[Records Boundary: Start]

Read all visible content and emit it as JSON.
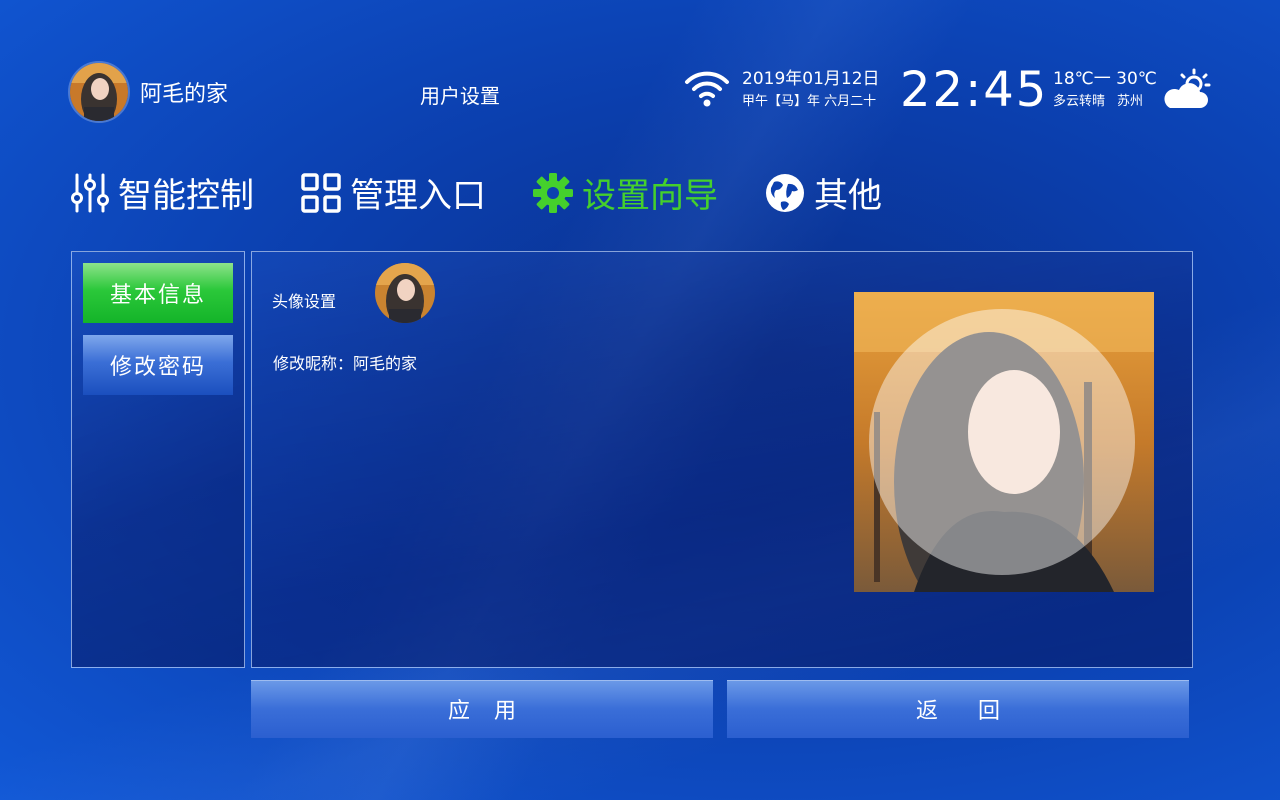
{
  "header": {
    "user_name": "阿毛的家",
    "page_title": "用户设置",
    "date": "2019年01月12日",
    "lunar_date": "甲午【马】年 六月二十",
    "time": "22:45",
    "temperature": "18℃一 30℃",
    "weather": "多云转晴",
    "city": "苏州",
    "icons": [
      "wifi-icon",
      "partly-cloudy-icon"
    ]
  },
  "nav": {
    "items": [
      {
        "label": "智能控制",
        "icon": "sliders-icon"
      },
      {
        "label": "管理入口",
        "icon": "grid-icon"
      },
      {
        "label": "设置向导",
        "icon": "gear-icon",
        "active": true
      },
      {
        "label": "其他",
        "icon": "globe-icon"
      }
    ],
    "active_color": "#45d02c"
  },
  "sidebar": {
    "items": [
      {
        "label": "基本信息",
        "active": true
      },
      {
        "label": "修改密码",
        "active": false
      }
    ]
  },
  "form": {
    "avatar_label": "头像设置",
    "nickname_label": "修改昵称：",
    "nickname_value": "阿毛的家"
  },
  "actions": {
    "apply_label": "应用",
    "back_label": "返回"
  }
}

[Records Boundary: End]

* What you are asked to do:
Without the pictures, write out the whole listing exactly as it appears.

* Result:
Read all visible content and emit it as JSON.
{
  "header": {
    "user_name": "阿毛的家",
    "page_title": "用户设置",
    "date": "2019年01月12日",
    "lunar_date": "甲午【马】年 六月二十",
    "time": "22:45",
    "temperature": "18℃一 30℃",
    "weather": "多云转晴",
    "city": "苏州",
    "icons": [
      "wifi-icon",
      "partly-cloudy-icon"
    ]
  },
  "nav": {
    "items": [
      {
        "label": "智能控制",
        "icon": "sliders-icon"
      },
      {
        "label": "管理入口",
        "icon": "grid-icon"
      },
      {
        "label": "设置向导",
        "icon": "gear-icon",
        "active": true
      },
      {
        "label": "其他",
        "icon": "globe-icon"
      }
    ],
    "active_color": "#45d02c"
  },
  "sidebar": {
    "items": [
      {
        "label": "基本信息",
        "active": true
      },
      {
        "label": "修改密码",
        "active": false
      }
    ]
  },
  "form": {
    "avatar_label": "头像设置",
    "nickname_label": "修改昵称：",
    "nickname_value": "阿毛的家"
  },
  "actions": {
    "apply_label": "应用",
    "back_label": "返回"
  }
}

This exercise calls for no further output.